In Joshua’s time, the Hebrew’s were clear in their answer. Joshua asked, “Whom will you serve,” and they quickly responded, “we too will serve the Lord.” Three times Joshua asks the people this same question, and three times they respond, “We will serve the Lord.” And they did… for a while… until some other god clamored for their attention.
In Jesus’ time, the thousands that were following him realized that they just couldn’t handle what he was asking of them. Instead of choosing to serve the Lord, they left in order to serve other gods like fear, and comfort, and polite society. We can infer from John’s gospel that when the tough teaching shakes out, Jesus is left with little more than the twelve apostles and few women as he turns to them and says, “What about y’all? Are you guys going to leave me too? Is this too hard for you?” Peter, ahhh Pete. Peter answers for the group, “Lord, to whom can we go? You have the words of eternal life. We have come to believe and know that you are the Holy One of God.” It’ll take Jesus’ death, resurrection, and two appearances in the upper room until those who are left will fully understand that Jesus isn’t just the Holy One of God, but rather Jesus is God, but in this moment of choice, Peter, the twelve, and a few

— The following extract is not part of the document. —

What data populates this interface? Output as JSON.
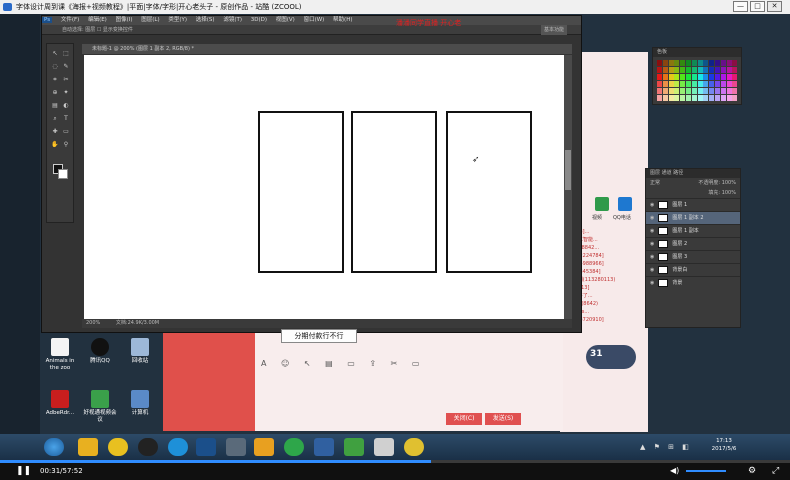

of the women choose wisely. Within the set of options available for whom they would serve, this small group, including Judas, for now, have decided that they will serve the Lord.
What about us? In a world obsessed with choice, what is your answer to the most important decision you will ever have to make? Will you serve the Lord? Will you put your trust in him? Will you serve him no matter the cost? Will you strive for justice? Will you help to build the Kingdom on earth as it is in heaven? Or are you more comfortable serving something else? Would you prefer to serve your career? Would you prefer to serve the American Dream? Would you prefer to serve your debt? Or your family? Or your addiction? Or you anxiety? Or your to-do list? Or the church? Or a political party? Or any number of other things that would just as soon be your god of choice. “[You] Might like to wear cotton, might like to wear silk. Might like to drink whiskey, might like to drink milk. You might like to eat caviar, you might like to eat bread. You may be sleeping on the floor, sleeping in a king-sized bed. But you’re gonna have to serve somebody, yes indeed You’re gonna have to serve somebody. Well, it may be the devil or it may be the Lord But you’re gonna have to serve somebody.1”
I am certainly not perfect. From day to day and hour to hour, I make the wrong choice with regularity. But in this moment, standing before you, and the altar, and the Lord, I recommit to serve the Lord, and I pray that you will too. “Almighty and eternal God, so draw our hearts to you, so guide our minds, so fill our imaginations, so control our wills, that we may be wholly yours, utterly dedicated unto you; and then use us, we pray, as you will, and always to your glory and the welfare of your people; through our Lord and Savior Jesus Christ. Amen.”2
2 BCP, p. 832-3